Exercise aim: When you copy the listing, reproduce each line as it appears and omit every image.

════════════════════

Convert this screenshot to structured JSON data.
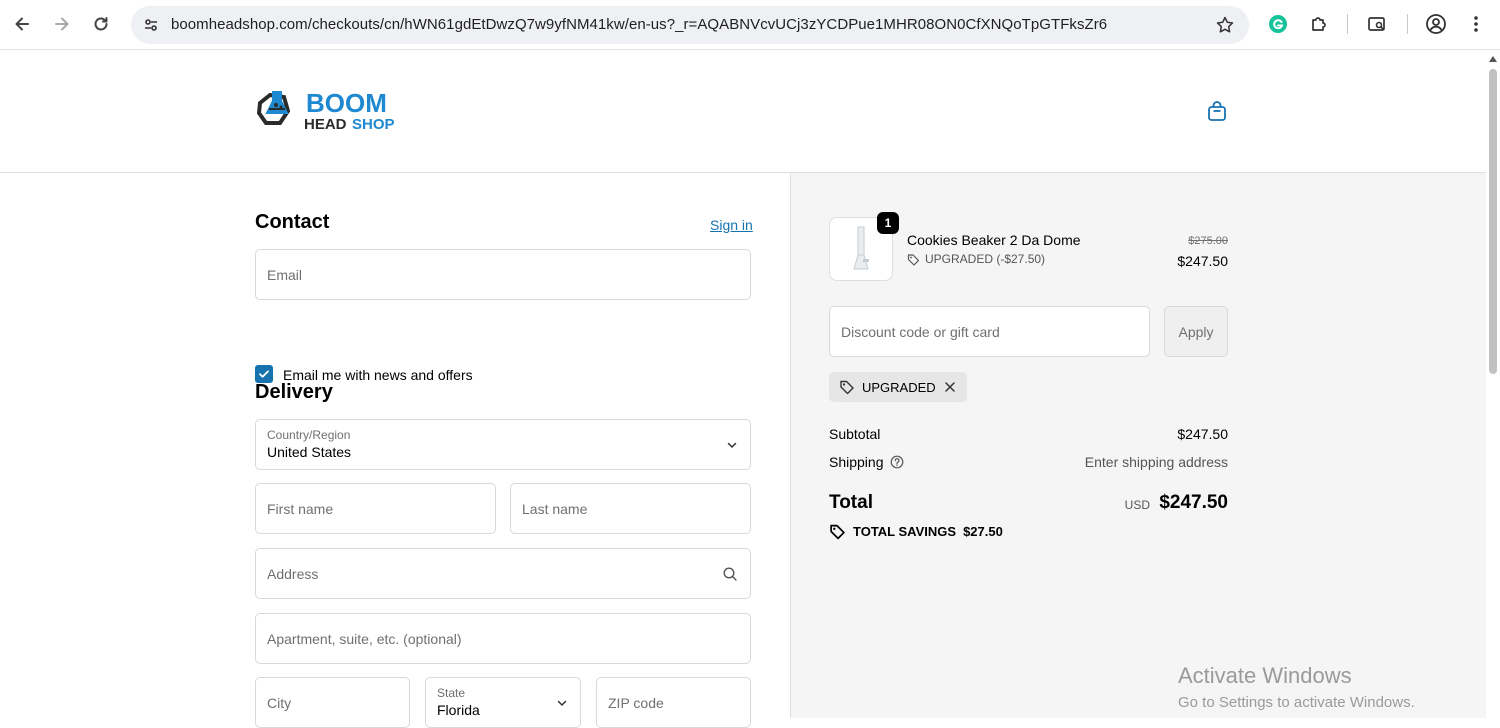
{
  "browser": {
    "url": "boomheadshop.com/checkouts/cn/hWN61gdEtDwzQ7w9yfNM41kw/en-us?_r=AQABNVcvUCj3zYCDPue1MHR08ON0CfXNQoTpGTFksZr6"
  },
  "header": {
    "logo_top": "BOOM",
    "logo_bottom_a": "HEAD",
    "logo_bottom_b": "SHOP"
  },
  "contact": {
    "heading": "Contact",
    "sign_in": "Sign in",
    "email_placeholder": "Email",
    "newsletter_label": "Email me with news and offers",
    "newsletter_checked": true
  },
  "delivery": {
    "heading": "Delivery",
    "country_label": "Country/Region",
    "country_value": "United States",
    "first_name_placeholder": "First name",
    "last_name_placeholder": "Last name",
    "address_placeholder": "Address",
    "apartment_placeholder": "Apartment, suite, etc. (optional)",
    "city_placeholder": "City",
    "state_label": "State",
    "state_value": "Florida",
    "zip_placeholder": "ZIP code"
  },
  "summary": {
    "item": {
      "quantity": "1",
      "name": "Cookies Beaker 2 Da Dome",
      "discount": "UPGRADED (-$27.50)",
      "original_price": "$275.00",
      "price": "$247.50"
    },
    "discount_placeholder": "Discount code or gift card",
    "apply_label": "Apply",
    "applied_code": "UPGRADED",
    "subtotal_label": "Subtotal",
    "subtotal_value": "$247.50",
    "shipping_label": "Shipping",
    "shipping_value": "Enter shipping address",
    "total_label": "Total",
    "currency": "USD",
    "total_value": "$247.50",
    "savings_label": "TOTAL SAVINGS",
    "savings_value": "$27.50"
  },
  "watermark": {
    "line1": "Activate Windows",
    "line2": "Go to Settings to activate Windows."
  },
  "colors": {
    "accent": "#1773b0",
    "logo_blue": "#1e88d0",
    "logo_dark": "#2b2b2b"
  }
}
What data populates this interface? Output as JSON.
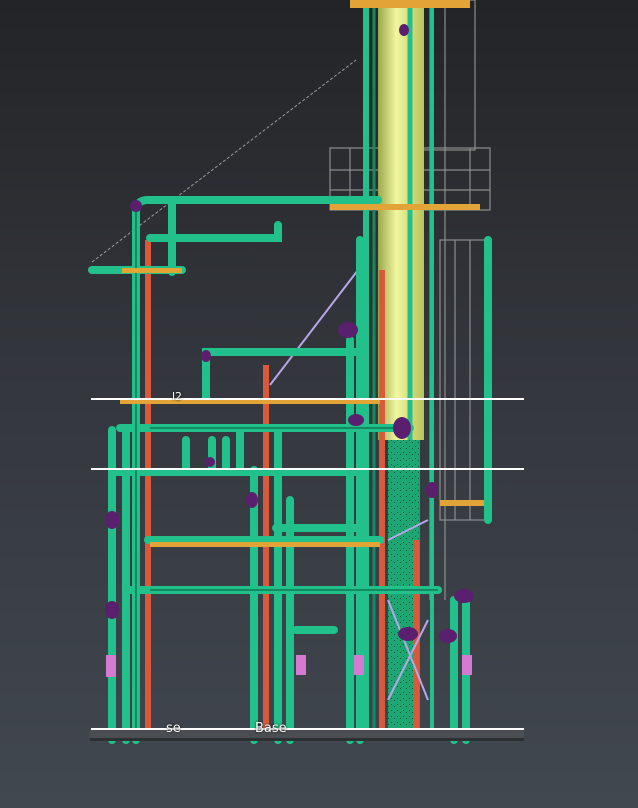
{
  "viewport": {
    "background": "#2b2d31",
    "levels": [
      {
        "label": "Base"
      },
      {
        "label": "se"
      },
      {
        "label": "l2"
      }
    ]
  },
  "colors": {
    "pipe": "#22c08a",
    "pipe_dark": "#148a60",
    "steel": "#d85a3a",
    "column": "#e6ee8a",
    "platform": "#e2a437",
    "valve": "#5a1f6e",
    "grating": "#9a9a9a",
    "guide": "#b7a6e8",
    "level_line": "#ffffff"
  }
}
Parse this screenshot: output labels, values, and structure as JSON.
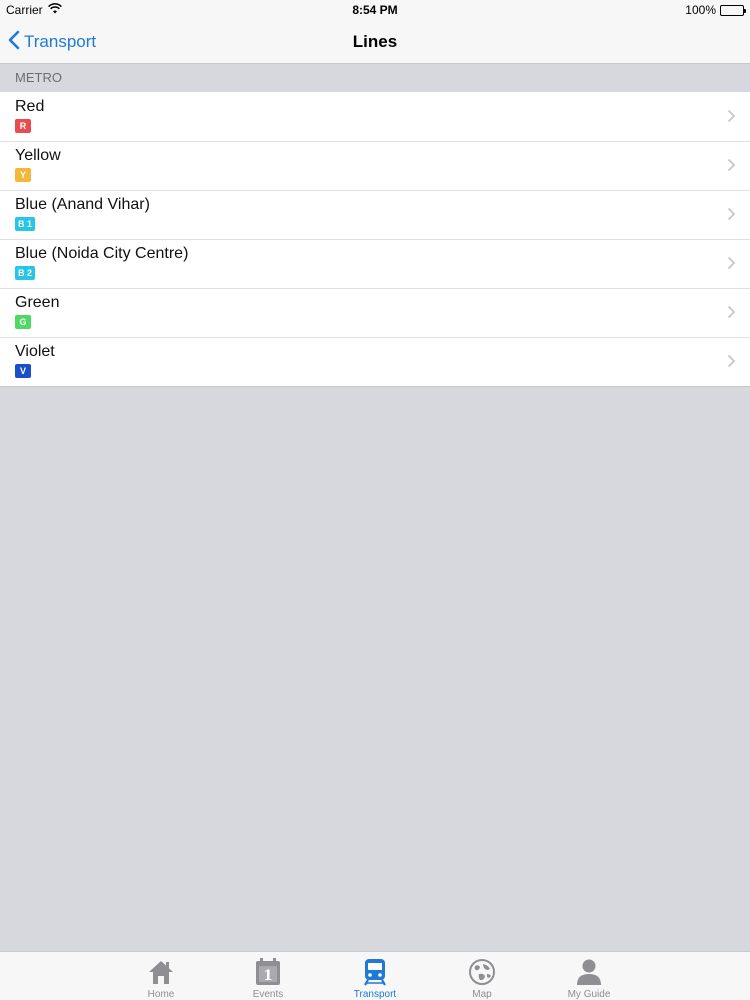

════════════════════

Exercise result:
Convert this screenshot to structured JSON data.
{
  "browser": {
    "url": "boomheadshop.com/checkouts/cn/hWN61gdEtDwzQ7w9yfNM41kw/en-us?_r=AQABNVcvUCj3zYCDPue1MHR08ON0CfXNQoTpGTFksZr6"
  },
  "header": {
    "logo_top": "BOOM",
    "logo_bottom_a": "HEAD",
    "logo_bottom_b": "SHOP"
  },
  "contact": {
    "heading": "Contact",
    "sign_in": "Sign in",
    "email_placeholder": "Email",
    "newsletter_label": "Email me with news and offers",
    "newsletter_checked": true
  },
  "delivery": {
    "heading": "Delivery",
    "country_label": "Country/Region",
    "country_value": "United States",
    "first_name_placeholder": "First name",
    "last_name_placeholder": "Last name",
    "address_placeholder": "Address",
    "apartment_placeholder": "Apartment, suite, etc. (optional)",
    "city_placeholder": "City",
    "state_label": "State",
    "state_value": "Florida",
    "zip_placeholder": "ZIP code"
  },
  "summary": {
    "item": {
      "quantity": "1",
      "name": "Cookies Beaker 2 Da Dome",
      "discount": "UPGRADED (-$27.50)",
      "original_price": "$275.00",
      "price": "$247.50"
    },
    "discount_placeholder": "Discount code or gift card",
    "apply_label": "Apply",
    "applied_code": "UPGRADED",
    "subtotal_label": "Subtotal",
    "subtotal_value": "$247.50",
    "shipping_label": "Shipping",
    "shipping_value": "Enter shipping address",
    "total_label": "Total",
    "currency": "USD",
    "total_value": "$247.50",
    "savings_label": "TOTAL SAVINGS",
    "savings_value": "$27.50"
  },
  "watermark": {
    "line1": "Activate Windows",
    "line2": "Go to Settings to activate Windows."
  },
  "colors": {
    "accent": "#1773b0",
    "logo_blue": "#1e88d0",
    "logo_dark": "#2b2b2b"
  }
}
What data populates this interface? Output as JSON.
{
  "viewport": {
    "background": "#2b2d31",
    "levels": [
      {
        "label": "Base"
      },
      {
        "label": "se"
      },
      {
        "label": "l2"
      }
    ]
  },
  "colors": {
    "pipe": "#22c08a",
    "pipe_dark": "#148a60",
    "steel": "#d85a3a",
    "column": "#e6ee8a",
    "platform": "#e2a437",
    "valve": "#5a1f6e",
    "grating": "#9a9a9a",
    "guide": "#b7a6e8",
    "level_line": "#ffffff"
  }
}
Parse this screenshot: output labels, values, and structure as JSON.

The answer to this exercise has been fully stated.